August 20, 2012 3 comments

“It’s got nothing to do with environment. With his genes, you could put him anywhere and he’d come out on top. Breeding, same as in race horses. It’s in the blood.”
–Mortimer Duke, Trading Places

Jerome Kagen, Harvard

For years, scientists have been trying to trace the genetic relationship of certain mental conditions. People have long had an inkling, for example, that depression has a hereditary component. They’ve also believed this about anxiety disorders and other kinds of neurosis.

The answers to these genetic questions can be controversial, because they make statements about our identities – either reinforcing or threatening preexisting narratives. Let’s say that there was a single gene that predisposed you to depression. Does that mean you’re destined to live with the disease? Does that status make an irrevocable statement about who you are and who you’ll always be? Would this understanding make you more or less likely to seek treatment? As a society, would we stop trying to address other known contributors to depression – like abusive households – in favor of emphasizing pharmaceutical remedies?

Recently, some exciting new research has come to light showing linkage between genetically-defined brain chemical transporters and personality attributes. Scientists have known for a while that brain chemicals like dopamine and serotonin affect mood and disposition. This research takes that relationship one step further, linking a personality trait with certain, specific genetic markers.

I first saw reference to this area in Susan Cain’s book, Quiet: The Power of Introverts.
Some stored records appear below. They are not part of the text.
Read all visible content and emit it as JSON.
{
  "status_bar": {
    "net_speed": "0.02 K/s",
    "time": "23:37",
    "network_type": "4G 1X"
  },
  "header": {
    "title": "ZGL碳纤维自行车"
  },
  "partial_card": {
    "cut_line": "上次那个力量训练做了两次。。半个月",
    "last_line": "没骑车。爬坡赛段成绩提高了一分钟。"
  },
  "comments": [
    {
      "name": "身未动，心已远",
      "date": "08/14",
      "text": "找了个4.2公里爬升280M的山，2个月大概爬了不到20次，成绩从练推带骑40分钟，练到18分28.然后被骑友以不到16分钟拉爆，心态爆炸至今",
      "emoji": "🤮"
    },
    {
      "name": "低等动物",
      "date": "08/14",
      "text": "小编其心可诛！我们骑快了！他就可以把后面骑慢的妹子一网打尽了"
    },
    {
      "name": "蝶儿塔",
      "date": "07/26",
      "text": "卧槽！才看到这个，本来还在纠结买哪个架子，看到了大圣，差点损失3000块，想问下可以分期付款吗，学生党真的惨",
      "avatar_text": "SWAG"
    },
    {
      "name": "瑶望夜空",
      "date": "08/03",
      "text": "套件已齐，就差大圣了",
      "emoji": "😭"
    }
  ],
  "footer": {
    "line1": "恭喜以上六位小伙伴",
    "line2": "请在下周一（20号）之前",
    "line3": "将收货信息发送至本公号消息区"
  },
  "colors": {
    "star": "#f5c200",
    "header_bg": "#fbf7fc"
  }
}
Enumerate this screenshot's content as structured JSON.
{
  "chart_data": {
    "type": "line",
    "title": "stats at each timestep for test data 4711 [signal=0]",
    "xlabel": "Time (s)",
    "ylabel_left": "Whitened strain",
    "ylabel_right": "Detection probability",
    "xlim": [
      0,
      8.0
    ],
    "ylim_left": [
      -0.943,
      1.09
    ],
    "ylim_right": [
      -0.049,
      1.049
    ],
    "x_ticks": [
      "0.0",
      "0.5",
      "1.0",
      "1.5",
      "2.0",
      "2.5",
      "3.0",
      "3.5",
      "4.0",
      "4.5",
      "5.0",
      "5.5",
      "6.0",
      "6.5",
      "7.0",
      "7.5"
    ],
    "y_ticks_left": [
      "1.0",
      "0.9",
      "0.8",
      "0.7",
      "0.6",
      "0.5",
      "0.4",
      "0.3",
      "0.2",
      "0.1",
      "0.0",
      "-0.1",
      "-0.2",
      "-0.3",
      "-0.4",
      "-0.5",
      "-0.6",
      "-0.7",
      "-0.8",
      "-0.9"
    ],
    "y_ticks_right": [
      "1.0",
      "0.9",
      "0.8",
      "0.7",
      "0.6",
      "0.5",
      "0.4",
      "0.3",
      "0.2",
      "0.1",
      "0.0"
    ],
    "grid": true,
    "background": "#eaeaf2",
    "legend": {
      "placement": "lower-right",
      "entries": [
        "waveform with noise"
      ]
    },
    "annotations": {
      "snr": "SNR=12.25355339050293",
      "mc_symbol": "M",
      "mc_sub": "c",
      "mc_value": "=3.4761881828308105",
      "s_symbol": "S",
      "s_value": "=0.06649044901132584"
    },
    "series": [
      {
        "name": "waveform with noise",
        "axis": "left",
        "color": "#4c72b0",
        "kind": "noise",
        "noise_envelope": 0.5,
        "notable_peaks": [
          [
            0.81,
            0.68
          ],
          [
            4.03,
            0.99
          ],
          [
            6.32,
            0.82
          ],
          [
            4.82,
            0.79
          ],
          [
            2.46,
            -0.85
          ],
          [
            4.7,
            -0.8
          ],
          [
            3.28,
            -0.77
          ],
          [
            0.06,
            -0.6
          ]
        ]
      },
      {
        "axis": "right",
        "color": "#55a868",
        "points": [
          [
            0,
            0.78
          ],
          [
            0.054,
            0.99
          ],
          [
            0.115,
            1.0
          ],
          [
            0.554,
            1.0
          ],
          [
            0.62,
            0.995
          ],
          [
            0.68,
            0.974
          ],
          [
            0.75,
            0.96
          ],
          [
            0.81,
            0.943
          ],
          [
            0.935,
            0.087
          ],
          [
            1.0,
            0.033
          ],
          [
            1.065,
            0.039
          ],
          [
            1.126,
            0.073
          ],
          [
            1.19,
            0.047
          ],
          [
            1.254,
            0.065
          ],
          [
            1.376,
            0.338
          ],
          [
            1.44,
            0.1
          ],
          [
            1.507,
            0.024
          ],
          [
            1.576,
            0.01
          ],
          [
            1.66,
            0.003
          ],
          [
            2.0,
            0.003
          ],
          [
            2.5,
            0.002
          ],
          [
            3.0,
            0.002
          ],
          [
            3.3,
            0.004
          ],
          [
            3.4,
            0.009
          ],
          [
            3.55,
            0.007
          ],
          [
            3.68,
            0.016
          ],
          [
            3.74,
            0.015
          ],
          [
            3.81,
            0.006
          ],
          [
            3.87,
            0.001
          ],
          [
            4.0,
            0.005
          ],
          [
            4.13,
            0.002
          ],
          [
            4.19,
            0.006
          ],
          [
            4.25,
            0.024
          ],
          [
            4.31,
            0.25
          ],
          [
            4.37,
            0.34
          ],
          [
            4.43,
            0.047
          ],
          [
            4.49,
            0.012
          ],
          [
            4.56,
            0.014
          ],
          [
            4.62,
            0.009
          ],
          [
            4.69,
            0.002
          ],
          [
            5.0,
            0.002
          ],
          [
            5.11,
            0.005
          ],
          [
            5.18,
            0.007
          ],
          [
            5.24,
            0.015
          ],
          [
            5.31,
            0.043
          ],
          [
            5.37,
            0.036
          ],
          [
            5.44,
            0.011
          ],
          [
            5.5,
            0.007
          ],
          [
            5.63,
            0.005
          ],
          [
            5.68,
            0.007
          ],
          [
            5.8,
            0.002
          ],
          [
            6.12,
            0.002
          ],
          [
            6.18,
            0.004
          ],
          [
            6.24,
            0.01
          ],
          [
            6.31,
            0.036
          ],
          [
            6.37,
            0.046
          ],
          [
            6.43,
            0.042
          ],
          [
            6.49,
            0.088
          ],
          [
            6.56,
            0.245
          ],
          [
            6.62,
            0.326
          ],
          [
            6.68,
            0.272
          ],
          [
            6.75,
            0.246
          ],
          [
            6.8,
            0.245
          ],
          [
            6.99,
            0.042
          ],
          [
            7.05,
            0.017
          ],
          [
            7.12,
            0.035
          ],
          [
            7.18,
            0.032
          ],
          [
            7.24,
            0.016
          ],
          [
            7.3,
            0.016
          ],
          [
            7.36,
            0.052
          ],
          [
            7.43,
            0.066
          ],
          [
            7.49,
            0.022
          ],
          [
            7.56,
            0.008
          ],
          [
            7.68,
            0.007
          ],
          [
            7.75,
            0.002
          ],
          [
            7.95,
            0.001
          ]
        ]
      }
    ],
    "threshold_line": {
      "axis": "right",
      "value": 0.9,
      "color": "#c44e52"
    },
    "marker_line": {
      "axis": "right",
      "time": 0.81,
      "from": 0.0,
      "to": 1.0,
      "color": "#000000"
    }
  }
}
I then read several more related studies and essays by the scientists who originated the research. One of the leading scientists in this field is Jerome Kagen out of Harvard, but many other recent studies have carried this research forward. Read more…